The Deceased owned a new condo unit in Toronto worth $360,000 but with respect to which the estate would owe $126,831 on occupancy date, which had not yet occurred. There were no debts owing in Ontario at the time of the application.
On October 1, 2010 the Ontario Bar Association had a Continuing Legal Education Program entitled Trusts, Trustees, Trusteeship 2010. The Chair of the Program was Kimberly Whaley. This was a half day program.
I had the pleasure of presenting on the last topic of the morning being a Review and Analysis of Recent Trust Case Law.
The program topics and presenters are set out below:
- The Drafting of Trusts – paper prepared by Hilary Laidlaw and presented by M. Elena Hoffstein
- Considerations When Drafting Restricted Charitable Purpose Trusts – presented by Terrance S. Carter
- Remedies for Breach of Trust – presented by Archie J. Rabinowitz
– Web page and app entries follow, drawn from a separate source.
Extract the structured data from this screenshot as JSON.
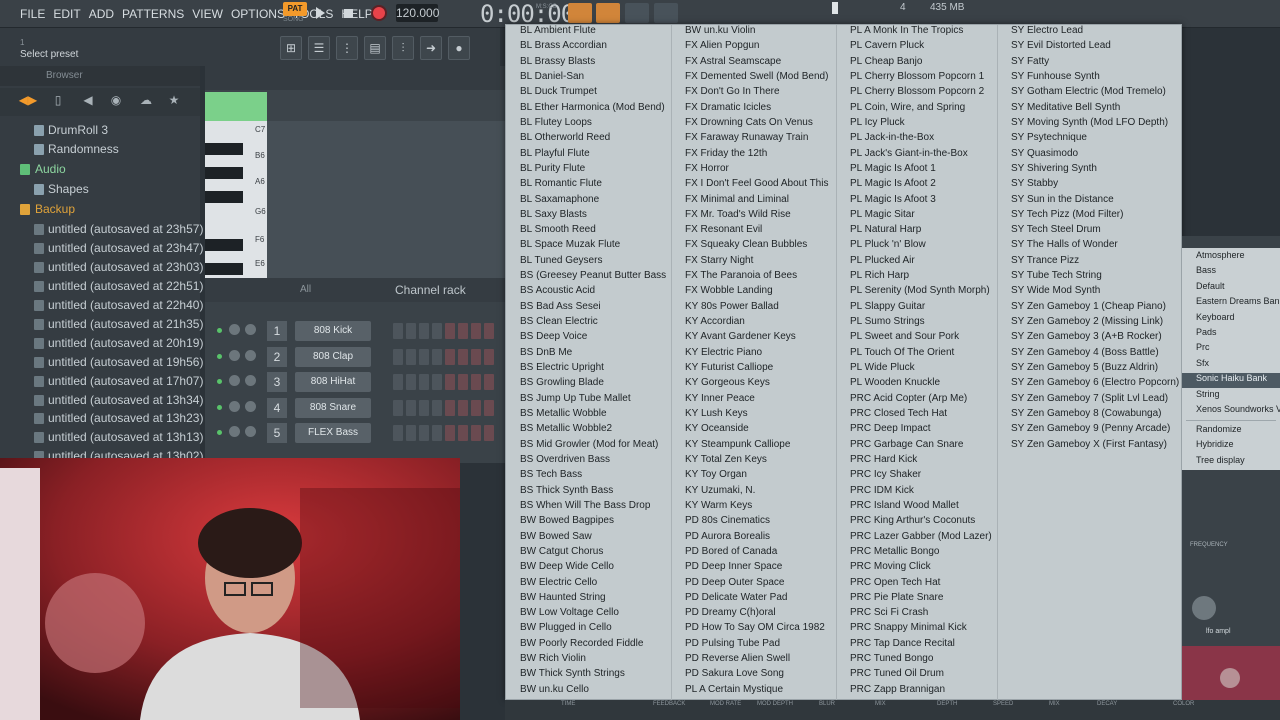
{
  "menu": [
    "FILE",
    "EDIT",
    "ADD",
    "PATTERNS",
    "VIEW",
    "OPTIONS",
    "TOOLS",
    "HELP"
  ],
  "transport": {
    "pat": "PAT",
    "song": "SONG",
    "tempo": "120.000",
    "time": "0:00:00",
    "time_unit": "M:S:CS"
  },
  "status": {
    "cpu": "4",
    "memory": "435 MB"
  },
  "hint": {
    "number": "1",
    "text": "Select preset"
  },
  "browser": {
    "title": "Browser",
    "items": [
      {
        "label": "DrumRoll 3",
        "icon": "folder-icon"
      },
      {
        "label": "Randomness",
        "icon": "folder-icon"
      },
      {
        "label": "Audio",
        "icon": "audio-icon"
      },
      {
        "label": "Shapes",
        "icon": "folder-icon"
      },
      {
        "label": "Backup",
        "icon": "backup-icon"
      },
      {
        "label": "untitled (autosaved at 23h57)",
        "icon": "file-icon"
      },
      {
        "label": "untitled (autosaved at 23h47)",
        "icon": "file-icon"
      },
      {
        "label": "untitled (autosaved at 23h03)",
        "icon": "file-icon"
      },
      {
        "label": "untitled (autosaved at 22h51)",
        "icon": "file-icon"
      },
      {
        "label": "untitled (autosaved at 22h40)",
        "icon": "file-icon"
      },
      {
        "label": "untitled (autosaved at 21h35)",
        "icon": "file-icon"
      },
      {
        "label": "untitled (autosaved at 20h19)",
        "icon": "file-icon"
      },
      {
        "label": "untitled (autosaved at 19h56)",
        "icon": "file-icon"
      },
      {
        "label": "untitled (autosaved at 17h07)",
        "icon": "file-icon"
      },
      {
        "label": "untitled (autosaved at 13h34)",
        "icon": "file-icon"
      },
      {
        "label": "untitled (autosaved at 13h23)",
        "icon": "file-icon"
      },
      {
        "label": "untitled (autosaved at 13h13)",
        "icon": "file-icon"
      },
      {
        "label": "untitled (autosaved at 13h02)",
        "icon": "file-icon"
      }
    ]
  },
  "piano_keys": [
    "C7",
    "B6",
    "A6",
    "G6",
    "F6",
    "E6"
  ],
  "channel_rack": {
    "filter": "All",
    "title": "Channel rack",
    "channels": [
      {
        "num": "1",
        "name": "808 Kick"
      },
      {
        "num": "2",
        "name": "808 Clap"
      },
      {
        "num": "3",
        "name": "808 HiHat"
      },
      {
        "num": "4",
        "name": "808 Snare"
      },
      {
        "num": "5",
        "name": "FLEX Bass"
      }
    ]
  },
  "presets": {
    "col1": [
      "BL Ambient Flute",
      "BL Brass Accordian",
      "BL Brassy Blasts",
      "BL Daniel-San",
      "BL Duck Trumpet",
      "BL Ether Harmonica (Mod Bend)",
      "BL Flutey Loops",
      "BL Otherworld Reed",
      "BL Playful Flute",
      "BL Purity Flute",
      "BL Romantic Flute",
      "BL Saxamaphone",
      "BL Saxy Blasts",
      "BL Smooth Reed",
      "BL Space Muzak Flute",
      "BL Tuned Geysers",
      "BS (Greesey Peanut Butter Bass",
      "BS Acoustic Acid",
      "BS Bad Ass Sesei",
      "BS Clean Electric",
      "BS Deep Voice",
      "BS DnB Me",
      "BS Electric Upright",
      "BS Growling Blade",
      "BS Jump Up Tube Mallet",
      "BS Metallic Wobble",
      "BS Metallic Wobble2",
      "BS Mid Growler (Mod for Meat)",
      "BS Overdriven Bass",
      "BS Tech Bass",
      "BS Thick Synth Bass",
      "BS When Will The Bass Drop",
      "BW Bowed Bagpipes",
      "BW Bowed Saw",
      "BW Catgut Chorus",
      "BW Deep Wide Cello",
      "BW Electric Cello",
      "BW Haunted String",
      "BW Low Voltage Cello",
      "BW Plugged in Cello",
      "BW Poorly Recorded Fiddle",
      "BW Rich Violin",
      "BW Thick Synth Strings",
      "BW un.ku Cello"
    ],
    "col2": [
      "BW un.ku Violin",
      "FX Alien Popgun",
      "FX Astral Seamscape",
      "FX Demented Swell (Mod Bend)",
      "FX Don't Go In There",
      "FX Dramatic Icicles",
      "FX Drowning Cats On Venus",
      "FX Faraway Runaway Train",
      "FX Friday the 12th",
      "FX Horror",
      "FX I Don't Feel Good About This",
      "FX Minimal and Liminal",
      "FX Mr. Toad's Wild Rise",
      "FX Resonant Evil",
      "FX Squeaky Clean Bubbles",
      "FX Starry Night",
      "FX The Paranoia of Bees",
      "FX Wobble Landing",
      "KY 80s Power Ballad",
      "KY Accordian",
      "KY Avant Gardener Keys",
      "KY Electric Piano",
      "KY Futurist Calliope",
      "KY Gorgeous Keys",
      "KY Inner Peace",
      "KY Lush Keys",
      "KY Oceanside",
      "KY Steampunk Calliope",
      "KY Total Zen Keys",
      "KY Toy Organ",
      "KY Uzumaki, N.",
      "KY Warm Keys",
      "PD 80s Cinematics",
      "PD Aurora Borealis",
      "PD Bored of Canada",
      "PD Deep Inner Space",
      "PD Deep Outer Space",
      "PD Delicate Water Pad",
      "PD Dreamy C(h)oral",
      "PD How To Say OM Circa 1982",
      "PD Pulsing Tube Pad",
      "PD Reverse Alien Swell",
      "PD Sakura Love Song",
      "PL A Certain Mystique"
    ],
    "col3": [
      "PL A Monk In The Tropics",
      "PL Cavern Pluck",
      "PL Cheap Banjo",
      "PL Cherry Blossom Popcorn 1",
      "PL Cherry Blossom Popcorn 2",
      "PL Coin, Wire, and Spring",
      "PL Icy Pluck",
      "PL Jack-in-the-Box",
      "PL Jack's Giant-in-the-Box",
      "PL Magic Is Afoot 1",
      "PL Magic Is Afoot 2",
      "PL Magic Is Afoot 3",
      "PL Magic Sitar",
      "PL Natural Harp",
      "PL Pluck 'n' Blow",
      "PL Plucked Air",
      "PL Rich Harp",
      "PL Serenity (Mod Synth Morph)",
      "PL Slappy Guitar",
      "PL Sumo Strings",
      "PL Sweet and Sour Pork",
      "PL Touch Of The Orient",
      "PL Wide Pluck",
      "PL Wooden Knuckle",
      "PRC Acid Copter (Arp Me)",
      "PRC Closed Tech Hat",
      "PRC Deep Impact",
      "PRC Garbage Can Snare",
      "PRC Hard Kick",
      "PRC Icy Shaker",
      "PRC IDM Kick",
      "PRC Island Wood Mallet",
      "PRC King Arthur's Coconuts",
      "PRC Lazer Gabber (Mod Lazer)",
      "PRC Metallic Bongo",
      "PRC Moving Click",
      "PRC Open Tech Hat",
      "PRC Pie Plate Snare",
      "PRC Sci Fi Crash",
      "PRC Snappy Minimal Kick",
      "PRC Tap Dance Recital",
      "PRC Tuned Bongo",
      "PRC Tuned Oil Drum",
      "PRC Zapp Brannigan"
    ],
    "col4": [
      "SY Electro Lead",
      "SY Evil Distorted Lead",
      "SY Fatty",
      "SY Funhouse Synth",
      "SY Gotham Electric (Mod Tremelo)",
      "SY Meditative Bell Synth",
      "SY Moving Synth (Mod LFO Depth)",
      "SY Psytechnique",
      "SY Quasimodo",
      "SY Shivering Synth",
      "SY Stabby",
      "SY Sun in the Distance",
      "SY Tech Pizz (Mod Filter)",
      "SY Tech Steel Drum",
      "SY The Halls of Wonder",
      "SY Trance Pizz",
      "SY Tube Tech String",
      "SY Wide Mod Synth",
      "SY Zen Gameboy 1 (Cheap Piano)",
      "SY Zen Gameboy 2 (Missing Link)",
      "SY Zen Gameboy 3 (A+B Rocker)",
      "SY Zen Gameboy 4 (Boss Battle)",
      "SY Zen Gameboy 5 (Buzz Aldrin)",
      "SY Zen Gameboy 6 (Electro Popcorn)",
      "SY Zen Gameboy 7 (Split Lvl Lead)",
      "SY Zen Gameboy 8 (Cowabunga)",
      "SY Zen Gameboy 9 (Penny Arcade)",
      "SY Zen Gameboy X (First Fantasy)"
    ]
  },
  "side_menu": {
    "categories": [
      "Atmosphere",
      "Bass",
      "Default",
      "Eastern Dreams Bank",
      "Keyboard",
      "Pads",
      "Prc",
      "Sfx",
      "Sonic Haiku Bank",
      "String",
      "Xenos Soundworks V"
    ],
    "selected": "Sonic Haiku Bank",
    "actions": [
      "Randomize",
      "Hybridize",
      "Tree display"
    ]
  },
  "plugin_labels": {
    "frequency": "FREQUENCY",
    "lfo_ampl": "lfo ampl"
  },
  "bottom_labels": [
    "TIME",
    "FEEDBACK",
    "MOD RATE",
    "MOD DEPTH",
    "BLUR",
    "MIX",
    "DEPTH",
    "SPEED",
    "MIX",
    "DECAY",
    "COLOR"
  ],
  "colors": {
    "accent": "#f39a2b",
    "record": "#e8434a",
    "menu_bg": "#c3cbce",
    "selected_bg": "#4d5a63"
  }
}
- Drafting Trusts in Contemplation and Consideration of New Reproductive Technology – presented by Clare E. Burns
- Trust and Insolvency – presented by Frank Bennett
- Review and Analysis of Recent Trust Case Law – presented by Craig Vander Zee
In yesterday’s blog, I mentioned that the election of the Ontario Bar Association (OBA), Trusts and Estates Section Executive for the year 2009-2010 was confirmed at the Section’s year end dinner on May 28, 2009.
Suzana Popovic-Montag is the incoming Chair of the Executive and I happen to be the incoming
Vice-Chair. The balance of the slate is as follows:
Past-Chair: Kimberly Whaley
Secretary: Ed Esposto
Members-at-Large: Ann Elise Alexander, Clare Burns, Robert Coates, Vincent De Angelis, Shael Eisen, Jan Goddard, Eric Hoffstein, Danielle Joel, Sean Lawler, Mitchell Leitman, Jane Martin, Deborah Petch, Joanna Ringrose, Liza Sheard, Susan Stamm, Dina Stigas, Sender Tator, Ed Upenieks, Laura West and Melanie Yach.
I look forward to again working on the Executive and having a successful year.
Before turning the page on this past year, though, I would like to sincerely thank Kimberly Whaley for all of her efforts, hard work and counsel as the Chair of the Executive.
Have a nice day.
The Ontario Bar Association (OBA), Trusts and Estates Section, year end dinner was held on May 28, 2008 at the Gardiner Museum in Toronto.
Kimberly Whaley, the Chair of the Section for the past year, brought the past year to a close and the election of the OBA, Trusts and Estates Section Executive for the 2009/2010 year, was confirmed.
The Section also paid tribute to this year’s recipient of the Award for Excellence in Trusts and Estates, Timothy Youdan.
The Award for Excellence was created to recognize exceptional contributions and achievements by members of the OBA to the area of trusts and estates. The criteria for the award is demonstrated leadership in the trusts and estates bar through knowledge, experience, skill, commitment, passion and strength of character, plus all or some of the following:
· academic excellence through teaching at the Bar Admission Course, lecturing at a law school, participating in Continuing Legal Education and/or academic writing;
· participation in the OBA Trusts and Estates Section Executive or the Law Society of Upper Canada on wills, trusts and estate matters; and
· contribution to the development of wills, trusts and estate law.
In addition to the Award for Excellence, C. David Freedman was presented with the Widdifield Award and Kimberly Whaley with the Hoffstein Book Prize.
Congrats to Tim, David and Kim. The venue, dinner and evening were all quite enjoyable.
Thanks for reading.